The team has been deeply involved in helping the Saudis reorganize their ministry of defense and establish an effective military planning unit of their own. Lawrence, who participated in the Blair House talks involving Egypt, Israel and the United States, is the Pentagon's strongest candidate to take over the Middle East command if it is created.

After initially suggesting the idea themselves, the Saudis backed away when Brown agreed in February to forming a joint U.S.-Saudi military commission. The Saudis were concerned that the commission would be used to associate them with similar bodies for "collective consultations" that Brown was proposing to Egypt, Jordan and Israel.

The proposals being prepared in response to Brzezinski's tasking order are intended by the planners as carefully calibrated steps that would project American strenght in a region where U.S. resolve has been called into question, but which would not launch American forces down a Vietnam-type slippery slope.

But the calibrations have to be made without any sure assessment of two important factors - the Soviet response to the decisions being taken in Washington and the continuing momentum of the Arab drive to undo the Egyptian-Israeli peace treaty, which Carter has committed the United States to protecting.

In private conversations with American recently, Russian visitors have sought to convey both a determination to match any steps taken by the United States militarily in the Indian Ocean region and an awareness of the dangers that an American reaction to instability in oil supplies could present for Moscow.

"The Russians are aware that grabbing the oil would be like grabbing Europe," said one Soviet affairs specialist.

More unpredictable is the course of events in the Arab campaign against Egypt's Anwar Sadat, and the extent of the American commitment to protect Sadat and the treaty. The administration has so far sought to emphasize publicly how little the treaty will cost in U.S. taxpayer dollars and to assert that U.S. troops will not be used to police the Egyptian-Israeli treaty under any circumstances.

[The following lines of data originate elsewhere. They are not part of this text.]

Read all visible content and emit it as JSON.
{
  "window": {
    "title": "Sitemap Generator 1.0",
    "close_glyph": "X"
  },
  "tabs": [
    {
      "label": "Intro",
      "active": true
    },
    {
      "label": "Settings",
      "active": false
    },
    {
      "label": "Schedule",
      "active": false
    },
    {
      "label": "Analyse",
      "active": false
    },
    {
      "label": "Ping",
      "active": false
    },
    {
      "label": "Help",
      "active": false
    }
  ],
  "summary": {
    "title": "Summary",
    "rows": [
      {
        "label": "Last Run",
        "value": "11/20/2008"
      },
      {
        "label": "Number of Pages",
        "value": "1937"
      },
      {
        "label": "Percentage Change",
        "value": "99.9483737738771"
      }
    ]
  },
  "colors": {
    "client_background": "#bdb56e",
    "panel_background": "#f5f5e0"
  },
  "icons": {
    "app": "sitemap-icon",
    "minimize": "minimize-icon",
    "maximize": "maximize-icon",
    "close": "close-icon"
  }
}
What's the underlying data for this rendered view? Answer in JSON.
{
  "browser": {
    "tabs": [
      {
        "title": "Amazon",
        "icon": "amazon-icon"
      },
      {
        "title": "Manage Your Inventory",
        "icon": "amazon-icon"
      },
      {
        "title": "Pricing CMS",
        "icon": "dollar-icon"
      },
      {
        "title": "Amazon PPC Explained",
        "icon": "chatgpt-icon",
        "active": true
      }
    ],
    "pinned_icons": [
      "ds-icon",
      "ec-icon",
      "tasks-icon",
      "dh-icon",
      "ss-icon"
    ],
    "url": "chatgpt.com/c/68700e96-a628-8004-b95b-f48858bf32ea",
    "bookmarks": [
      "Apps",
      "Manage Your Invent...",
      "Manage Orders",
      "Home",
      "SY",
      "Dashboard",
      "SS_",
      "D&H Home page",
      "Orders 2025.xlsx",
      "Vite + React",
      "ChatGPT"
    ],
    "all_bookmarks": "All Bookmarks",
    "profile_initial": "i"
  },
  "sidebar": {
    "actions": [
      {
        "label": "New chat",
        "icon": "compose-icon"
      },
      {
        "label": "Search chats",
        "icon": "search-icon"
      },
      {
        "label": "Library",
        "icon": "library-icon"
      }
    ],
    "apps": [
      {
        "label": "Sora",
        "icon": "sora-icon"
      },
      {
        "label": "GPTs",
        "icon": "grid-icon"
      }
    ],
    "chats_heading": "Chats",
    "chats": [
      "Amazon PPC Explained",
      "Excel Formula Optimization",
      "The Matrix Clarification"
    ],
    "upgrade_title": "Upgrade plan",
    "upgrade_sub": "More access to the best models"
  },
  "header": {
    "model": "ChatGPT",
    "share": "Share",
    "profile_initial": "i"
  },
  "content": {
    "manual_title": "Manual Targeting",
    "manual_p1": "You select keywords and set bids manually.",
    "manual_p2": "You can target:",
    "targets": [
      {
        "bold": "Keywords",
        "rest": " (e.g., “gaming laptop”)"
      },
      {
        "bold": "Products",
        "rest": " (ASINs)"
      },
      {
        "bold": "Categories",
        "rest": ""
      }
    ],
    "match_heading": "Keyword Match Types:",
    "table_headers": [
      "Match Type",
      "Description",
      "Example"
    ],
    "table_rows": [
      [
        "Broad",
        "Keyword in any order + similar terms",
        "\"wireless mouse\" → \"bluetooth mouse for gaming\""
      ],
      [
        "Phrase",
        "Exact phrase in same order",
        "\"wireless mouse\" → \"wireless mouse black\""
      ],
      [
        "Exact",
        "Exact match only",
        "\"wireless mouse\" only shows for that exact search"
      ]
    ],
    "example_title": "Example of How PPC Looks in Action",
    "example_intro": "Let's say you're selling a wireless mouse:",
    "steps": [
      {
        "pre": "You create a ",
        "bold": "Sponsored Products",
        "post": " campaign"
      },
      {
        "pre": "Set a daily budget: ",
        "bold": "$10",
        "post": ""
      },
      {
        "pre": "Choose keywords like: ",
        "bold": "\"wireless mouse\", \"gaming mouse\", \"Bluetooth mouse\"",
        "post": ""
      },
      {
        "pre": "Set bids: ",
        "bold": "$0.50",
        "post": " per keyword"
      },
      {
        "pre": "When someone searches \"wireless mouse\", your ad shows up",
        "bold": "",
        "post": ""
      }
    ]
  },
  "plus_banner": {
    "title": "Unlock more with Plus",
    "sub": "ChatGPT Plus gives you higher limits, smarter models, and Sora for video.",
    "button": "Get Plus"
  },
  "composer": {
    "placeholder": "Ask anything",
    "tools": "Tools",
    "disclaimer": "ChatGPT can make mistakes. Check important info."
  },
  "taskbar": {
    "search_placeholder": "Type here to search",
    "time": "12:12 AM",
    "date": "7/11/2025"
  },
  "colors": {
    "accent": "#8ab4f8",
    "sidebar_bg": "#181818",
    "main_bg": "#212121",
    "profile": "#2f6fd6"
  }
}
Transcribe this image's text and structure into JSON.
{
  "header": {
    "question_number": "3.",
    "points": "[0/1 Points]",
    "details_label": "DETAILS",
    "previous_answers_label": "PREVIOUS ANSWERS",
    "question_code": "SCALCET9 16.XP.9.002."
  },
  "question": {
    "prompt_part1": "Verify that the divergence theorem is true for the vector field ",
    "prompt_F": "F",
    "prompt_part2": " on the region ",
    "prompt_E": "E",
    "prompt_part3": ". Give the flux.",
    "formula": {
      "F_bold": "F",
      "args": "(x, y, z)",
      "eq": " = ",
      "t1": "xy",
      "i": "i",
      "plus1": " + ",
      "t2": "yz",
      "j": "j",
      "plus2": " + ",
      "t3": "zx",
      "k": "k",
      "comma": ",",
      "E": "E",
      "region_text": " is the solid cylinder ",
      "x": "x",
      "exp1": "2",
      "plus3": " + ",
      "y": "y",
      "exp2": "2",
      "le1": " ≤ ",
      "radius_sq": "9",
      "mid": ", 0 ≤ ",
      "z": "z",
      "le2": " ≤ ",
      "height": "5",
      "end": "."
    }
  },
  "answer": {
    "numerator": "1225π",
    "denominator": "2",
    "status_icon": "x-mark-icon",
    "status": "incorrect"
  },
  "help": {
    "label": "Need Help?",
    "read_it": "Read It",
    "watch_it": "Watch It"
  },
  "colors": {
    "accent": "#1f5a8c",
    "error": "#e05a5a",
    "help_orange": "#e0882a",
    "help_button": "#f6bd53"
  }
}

An effective peace treaty that costs five to ten times the $1.5 billion the administration insists is to be the U.S. contribution would be not just a bargain but a miracle. And it is conceivable that a U.S. military role is guaranteeing the treaty may be necessary to protect it. By not trying to explain clearly the implied commitments it has accepted, the administration is probably working against its own long-term interests. CAPTION: Picture, no caption, By Robert Barkin - The Washington Post; Map, no caption, The Washington Post